Overdue Protections for Chinook Salmon Move Forward
A hard cap on salmon bycatch in the Bering Sea pollock fishery moved
closer to reality today. The pollock fishery has been unintentionally
catching alarming numbers of Chinook salmon in recent years, peaking at
more than 130,000 salmon caught in 2007. To address this growing
problem, the North Pacific Fishery Management Council is moving forward
on setting a limit of 68,392 as the number of Chinook salmon that
pollock trawlers are allowed to catch before the fishery is shut down.
This cap is contingent on the pollock industry establishing an
incentive program that also addresses bycatch on a vessel-by-vessel
In a series of letters and public testimony, Oceana
and others have been pushing for the Council and National Marine
Fisheries Service to "count, cap and control" bycatch, the
unintentional catching and often killing, of non-targeted fish
species. While conservationists were pleased the Council is moving
forward with setting a cap, they also expressed concerns over the huge
numbers of salmon that pollock trawlers will still be allowed to catch,
and the continuing delay in getting in-the-water protections.
"This is outrageous. People, particularly those who rely on salmon for
subsistence and personal use, have a right to be furious," said Jim
Ayers, Vice President for Oceana. "It is unfortunate that we continue
to manage for collapse instead of sustainability - that we have to be
near calamity before any action is taken to set hard caps and control
the wasteful killing of salmon.

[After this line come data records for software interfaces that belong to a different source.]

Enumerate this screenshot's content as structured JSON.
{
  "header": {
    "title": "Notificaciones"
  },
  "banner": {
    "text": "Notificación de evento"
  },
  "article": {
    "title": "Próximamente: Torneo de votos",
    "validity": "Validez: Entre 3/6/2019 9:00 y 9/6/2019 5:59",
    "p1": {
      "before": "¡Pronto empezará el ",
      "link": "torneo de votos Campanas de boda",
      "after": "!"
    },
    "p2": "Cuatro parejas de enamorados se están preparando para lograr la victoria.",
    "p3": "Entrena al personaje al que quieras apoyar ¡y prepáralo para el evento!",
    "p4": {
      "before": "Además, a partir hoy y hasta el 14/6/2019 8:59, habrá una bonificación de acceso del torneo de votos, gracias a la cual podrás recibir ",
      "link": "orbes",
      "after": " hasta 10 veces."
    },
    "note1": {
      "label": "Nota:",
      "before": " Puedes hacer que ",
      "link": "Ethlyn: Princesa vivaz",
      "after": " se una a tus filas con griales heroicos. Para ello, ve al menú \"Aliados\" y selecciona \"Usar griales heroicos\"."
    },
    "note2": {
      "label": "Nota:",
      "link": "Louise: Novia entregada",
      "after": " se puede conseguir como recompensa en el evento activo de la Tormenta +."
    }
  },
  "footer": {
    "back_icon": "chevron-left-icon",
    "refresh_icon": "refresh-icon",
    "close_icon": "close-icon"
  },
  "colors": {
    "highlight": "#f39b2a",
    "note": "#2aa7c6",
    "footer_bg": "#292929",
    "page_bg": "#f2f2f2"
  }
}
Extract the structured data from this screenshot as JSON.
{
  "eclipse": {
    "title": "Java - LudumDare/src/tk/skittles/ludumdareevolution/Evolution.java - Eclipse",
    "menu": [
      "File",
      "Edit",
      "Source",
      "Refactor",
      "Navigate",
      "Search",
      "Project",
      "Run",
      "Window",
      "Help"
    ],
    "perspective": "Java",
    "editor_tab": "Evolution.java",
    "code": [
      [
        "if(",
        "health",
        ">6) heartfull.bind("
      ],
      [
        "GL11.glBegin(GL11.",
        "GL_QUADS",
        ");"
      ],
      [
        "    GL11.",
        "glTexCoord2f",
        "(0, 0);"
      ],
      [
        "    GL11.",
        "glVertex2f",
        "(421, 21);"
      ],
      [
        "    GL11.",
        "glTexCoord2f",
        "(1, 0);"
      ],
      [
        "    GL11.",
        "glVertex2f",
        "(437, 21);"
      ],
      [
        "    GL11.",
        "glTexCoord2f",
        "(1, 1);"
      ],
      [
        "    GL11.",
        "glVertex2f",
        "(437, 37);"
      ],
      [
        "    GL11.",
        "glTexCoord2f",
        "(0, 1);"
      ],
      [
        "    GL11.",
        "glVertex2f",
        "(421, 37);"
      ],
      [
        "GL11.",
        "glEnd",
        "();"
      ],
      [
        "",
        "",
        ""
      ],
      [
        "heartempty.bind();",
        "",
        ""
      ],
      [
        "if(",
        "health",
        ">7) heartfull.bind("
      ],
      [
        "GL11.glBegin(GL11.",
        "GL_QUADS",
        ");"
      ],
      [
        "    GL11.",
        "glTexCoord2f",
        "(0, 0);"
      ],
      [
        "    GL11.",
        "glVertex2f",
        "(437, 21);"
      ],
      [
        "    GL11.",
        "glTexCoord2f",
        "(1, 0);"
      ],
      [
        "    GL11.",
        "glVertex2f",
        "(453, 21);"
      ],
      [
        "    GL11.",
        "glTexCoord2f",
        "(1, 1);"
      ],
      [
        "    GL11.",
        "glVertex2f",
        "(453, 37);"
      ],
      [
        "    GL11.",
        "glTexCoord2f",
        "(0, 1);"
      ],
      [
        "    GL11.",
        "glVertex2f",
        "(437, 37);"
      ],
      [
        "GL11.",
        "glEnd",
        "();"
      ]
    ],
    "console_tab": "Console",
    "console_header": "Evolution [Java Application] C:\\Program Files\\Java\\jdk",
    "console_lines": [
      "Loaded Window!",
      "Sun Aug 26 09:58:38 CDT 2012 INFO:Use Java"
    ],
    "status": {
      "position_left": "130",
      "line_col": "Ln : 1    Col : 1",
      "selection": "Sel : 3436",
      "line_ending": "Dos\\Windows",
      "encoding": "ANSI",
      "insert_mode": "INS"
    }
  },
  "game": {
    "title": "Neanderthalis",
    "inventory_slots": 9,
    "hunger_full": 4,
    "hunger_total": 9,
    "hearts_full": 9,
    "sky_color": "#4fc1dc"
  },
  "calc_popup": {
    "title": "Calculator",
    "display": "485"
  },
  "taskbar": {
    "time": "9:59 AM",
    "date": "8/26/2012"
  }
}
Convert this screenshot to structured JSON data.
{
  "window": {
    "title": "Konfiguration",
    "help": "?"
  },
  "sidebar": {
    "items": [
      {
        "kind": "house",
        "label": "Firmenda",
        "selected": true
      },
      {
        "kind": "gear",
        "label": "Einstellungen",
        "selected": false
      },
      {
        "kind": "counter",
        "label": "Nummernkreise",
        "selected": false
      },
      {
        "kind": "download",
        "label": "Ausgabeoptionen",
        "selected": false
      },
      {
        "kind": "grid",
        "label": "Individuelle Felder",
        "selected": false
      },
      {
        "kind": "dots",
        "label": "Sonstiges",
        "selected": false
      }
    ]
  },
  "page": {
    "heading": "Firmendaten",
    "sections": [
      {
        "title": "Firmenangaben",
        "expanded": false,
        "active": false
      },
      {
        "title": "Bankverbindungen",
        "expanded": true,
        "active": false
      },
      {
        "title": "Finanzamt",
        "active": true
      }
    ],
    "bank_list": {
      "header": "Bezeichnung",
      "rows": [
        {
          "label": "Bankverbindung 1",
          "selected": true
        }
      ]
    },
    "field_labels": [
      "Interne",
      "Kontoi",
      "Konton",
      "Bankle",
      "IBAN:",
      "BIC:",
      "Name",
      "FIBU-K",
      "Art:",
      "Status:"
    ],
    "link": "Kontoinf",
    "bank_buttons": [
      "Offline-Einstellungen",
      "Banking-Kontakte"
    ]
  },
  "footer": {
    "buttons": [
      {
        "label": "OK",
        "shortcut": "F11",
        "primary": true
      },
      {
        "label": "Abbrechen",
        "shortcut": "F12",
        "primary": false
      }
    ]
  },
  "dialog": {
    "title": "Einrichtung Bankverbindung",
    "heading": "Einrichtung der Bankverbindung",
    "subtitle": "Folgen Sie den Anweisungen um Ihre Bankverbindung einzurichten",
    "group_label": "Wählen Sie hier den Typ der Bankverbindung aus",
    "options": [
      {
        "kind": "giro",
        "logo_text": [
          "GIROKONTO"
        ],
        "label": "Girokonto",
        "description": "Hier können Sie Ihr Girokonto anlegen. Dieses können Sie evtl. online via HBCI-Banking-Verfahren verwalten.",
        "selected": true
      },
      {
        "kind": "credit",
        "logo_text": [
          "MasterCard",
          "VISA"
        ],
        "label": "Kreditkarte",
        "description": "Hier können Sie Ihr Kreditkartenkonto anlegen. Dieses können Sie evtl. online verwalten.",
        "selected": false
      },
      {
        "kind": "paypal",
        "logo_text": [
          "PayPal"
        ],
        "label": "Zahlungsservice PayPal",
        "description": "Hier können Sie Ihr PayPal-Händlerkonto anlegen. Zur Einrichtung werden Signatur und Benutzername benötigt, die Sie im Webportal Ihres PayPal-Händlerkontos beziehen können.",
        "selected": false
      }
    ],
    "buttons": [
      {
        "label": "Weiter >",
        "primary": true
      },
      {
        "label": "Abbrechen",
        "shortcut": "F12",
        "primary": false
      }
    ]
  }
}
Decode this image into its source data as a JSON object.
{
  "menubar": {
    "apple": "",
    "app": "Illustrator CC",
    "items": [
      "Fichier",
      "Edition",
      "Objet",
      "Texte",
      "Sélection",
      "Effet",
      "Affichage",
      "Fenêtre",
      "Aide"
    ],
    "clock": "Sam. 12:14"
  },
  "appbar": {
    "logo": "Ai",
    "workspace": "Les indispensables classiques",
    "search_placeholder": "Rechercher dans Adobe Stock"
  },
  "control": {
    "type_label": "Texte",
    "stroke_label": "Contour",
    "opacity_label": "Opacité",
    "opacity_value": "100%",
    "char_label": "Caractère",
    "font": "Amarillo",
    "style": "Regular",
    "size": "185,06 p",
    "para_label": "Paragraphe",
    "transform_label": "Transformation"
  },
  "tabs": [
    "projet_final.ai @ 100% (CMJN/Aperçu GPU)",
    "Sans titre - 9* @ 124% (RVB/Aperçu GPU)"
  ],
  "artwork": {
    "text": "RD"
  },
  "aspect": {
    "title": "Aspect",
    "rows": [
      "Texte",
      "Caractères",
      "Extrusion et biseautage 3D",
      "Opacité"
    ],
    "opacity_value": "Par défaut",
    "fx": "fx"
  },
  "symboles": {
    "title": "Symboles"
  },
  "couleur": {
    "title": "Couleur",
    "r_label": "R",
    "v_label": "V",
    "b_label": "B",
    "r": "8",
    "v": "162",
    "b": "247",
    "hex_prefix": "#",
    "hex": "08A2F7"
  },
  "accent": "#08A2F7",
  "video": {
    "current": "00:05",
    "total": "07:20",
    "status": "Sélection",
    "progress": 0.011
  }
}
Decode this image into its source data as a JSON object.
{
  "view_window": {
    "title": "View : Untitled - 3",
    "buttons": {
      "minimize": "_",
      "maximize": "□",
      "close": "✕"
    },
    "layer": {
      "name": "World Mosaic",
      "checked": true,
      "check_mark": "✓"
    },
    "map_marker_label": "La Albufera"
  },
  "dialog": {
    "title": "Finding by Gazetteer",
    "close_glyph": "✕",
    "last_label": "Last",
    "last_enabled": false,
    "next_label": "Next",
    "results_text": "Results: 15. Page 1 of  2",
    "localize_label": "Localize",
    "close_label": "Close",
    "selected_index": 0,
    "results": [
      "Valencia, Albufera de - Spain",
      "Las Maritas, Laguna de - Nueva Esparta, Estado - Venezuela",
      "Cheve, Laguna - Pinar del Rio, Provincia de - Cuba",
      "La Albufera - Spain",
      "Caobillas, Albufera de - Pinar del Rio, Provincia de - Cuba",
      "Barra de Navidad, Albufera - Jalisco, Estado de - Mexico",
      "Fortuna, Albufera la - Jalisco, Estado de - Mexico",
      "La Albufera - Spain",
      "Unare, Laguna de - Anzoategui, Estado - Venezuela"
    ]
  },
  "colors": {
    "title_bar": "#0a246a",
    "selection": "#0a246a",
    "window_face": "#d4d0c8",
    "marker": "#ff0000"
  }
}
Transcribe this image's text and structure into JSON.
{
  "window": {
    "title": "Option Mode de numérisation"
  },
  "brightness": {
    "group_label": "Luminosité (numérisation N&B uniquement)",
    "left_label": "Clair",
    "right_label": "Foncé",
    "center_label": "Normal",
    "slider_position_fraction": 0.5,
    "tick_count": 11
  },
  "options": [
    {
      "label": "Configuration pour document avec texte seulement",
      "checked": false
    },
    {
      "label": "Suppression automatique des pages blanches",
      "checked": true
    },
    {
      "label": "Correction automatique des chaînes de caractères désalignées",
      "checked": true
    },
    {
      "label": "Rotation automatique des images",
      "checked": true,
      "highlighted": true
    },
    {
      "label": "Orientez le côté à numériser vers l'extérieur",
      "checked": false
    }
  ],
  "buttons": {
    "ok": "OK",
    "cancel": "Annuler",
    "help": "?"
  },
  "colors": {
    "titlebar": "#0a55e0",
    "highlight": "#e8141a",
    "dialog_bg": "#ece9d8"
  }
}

It is equally disappointing that NMFS
is saying they can't do anything until next year at the earliest."
While salmon bycatch in the Bering Sea pollock fishery has been reduced
thus far in 2008, it has been an ongoing issue for the last few years.
From 2003 to 2006, the number of Chinook salmon hauled up in pollock
nets rose steadily from 55,594 to 87,771. 2007 saw that number
skyrocket to more than 130,000. To put this 130,000 Chinook salmon in
perspective, the number intentionally caught in the entire commercial
salmon fishery of Chinook salmon in Alaska in 2007 was around 560,000,
and the number of Chinook salmon caught by sport fishermen that same
year was only 76,000.
"Salmon stocks are collapsing
all over the Pacific, and we have got to start managing for the health
of the ecosystem and for what is sustainable for this and future
generations," said Jon Warrenchuk, Ocean Scientist for Oceana. "We've
invested heavily in protecting salmon habitat and sustainably managing
commercial, sport, and subsistence salmon fisheries. We now have to
invest in protecting salmon from bycatch as well."
salmon are the lifeblood of Alaska's commercial, sport, and subsistence
fisheries. According to the Alaska Department of Labor, salmon
generate more jobs than any other fishery in Alaska and accounted for
49% of fishing employment by species in 2004.
In some rural
communities, particularly in Western Alaska, summer salmon harvests are
often the only available source of income. In addition, salmon caught
as bycatch in the Bering Sea and Aleutian Islands include stocks from
the lower 48 that are the subject of long-standing legal disputes in
Oregon and throughout the Pacific Northwest.
Most of the
salmon in question are from the Yukon River, which winds through Alaska
and eventually into Canada. Salmon are an important food source and
critical to the subsistence way of life for Alaska Native communities
along the Yukon River. In addition, due in part to salmon bycatch in
the pollock fishery, only an estimated 24,585 Chinook made it to the
Canadian border in 2007. This resulted in no commercial fishery, no
sport fishery, and limited subsistence harvest from the Canadian side
of the Yukon River.
"Salmon are central to the lives of many
Alaskans, and critically important to ecosystems and communities along
the Yukon River and up and down the Pacific coast," said Warrenchuk.
"It is long past time for research, management, and enforcement to
truly ensure we count, cap, and control the wasteful bycatch of Chinook
The alternative identified by the Council includes
tasking the pollock industry with establishing an incentive program to
reward vessels that fish cleanly and punish vessels that engage in
dirty fishing practices. The cap of 68,392 would be for those vessels
that agree to participate in this incentive program, while any vessels
that do not agree to participate would have to stop fishing after the
entire industry catches 32,482 salmon. If the pollock fleet cannot or
will not agree to a robust program, the Council recommended a cap of
High volume groundfish fisheries like pollock are
dominated by a few companies. The majority of fishermen employed by
those companies are not Alaska residents: in 2002, 196 non-resident
trawl fishermen landed 91% of the 2.7 billion pounds taken in the trawl
fishery, earning $220 million. That same year, 4,852 Alaskan salmon
fishermen shared $85.2 million.
The Council's preferred alternative will go out for public comment this fall.